Uncle went out to do the duty. I will spare you the photos of the actual kill.
Haha look at Bri’s face as she checks out our dinner. I’ll warn you now, if you are grossed out by this sort of thing, may want to skip through the next couple of photos.
Here he is, all prepped for cooking.
We didn’t imu him, but instead slow roasted him out in the open for several hours.
We also went torching. I can’t really remember specifically how this work, but I think the fire and light from the torches would funnel fish into certain areas at which point they could be caught. I also have a haunting suspicion that I’m wrong about that, in which case I apologize!
Hand held shots weren’t exactly doing it for me this night.
This was the little beach right out in front of our house.
This is a different view of the little beach.
We also picked fresh coconuts, which the boys husked for us.
This is Marshall’s family and friends. We really appreciate the aloha they showered us with on their home island. Mahalo nui =)
On the last day, the uncles called over a couple of their friends who sold some of their arts and crafts.
This guy had some really great opihi shell jewelry. And he was just a really nice guy.
He hand made all of these with shells picked from the island.
He gifted me and Bri with some cherry opihi shell necklaces. He kept calling us “sistahz,” which, kind of we are.
I found some of my own opihis on the beach right up the road.
How much would you want to run into these guys at the grocery store? Haha ….
Someone picked this fruit for us. I think it’s called an egg fruit. And I couldn’t believe it, but it tasted exactly like an egg yolk. Which is to say that I did not care for it very much.
And then on the last day we prepped our pig for the luau.
We ended up with a lot of meat.

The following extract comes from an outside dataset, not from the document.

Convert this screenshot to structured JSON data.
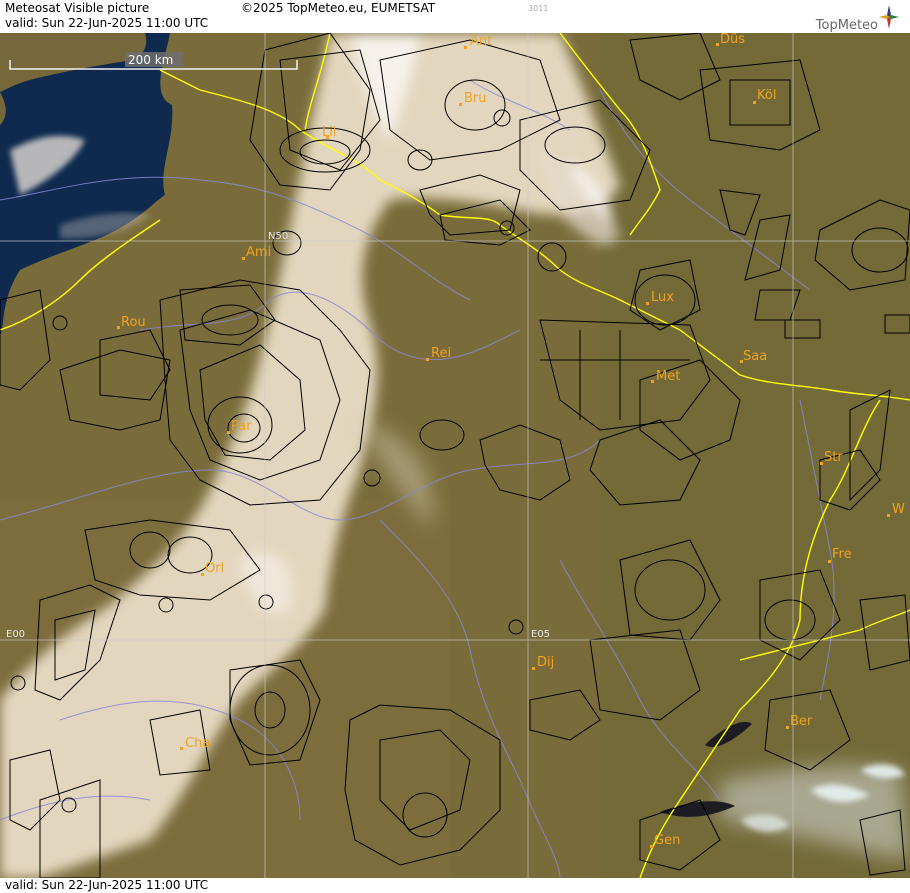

So yeah, that about sums up the Molokai trip where Breezy and I sealed in our lifelong friendship. Cuz Molokai Mo Bettah.
Mahalo to all you guys, this was (and always will be) one of my best trips ever. Aloha =)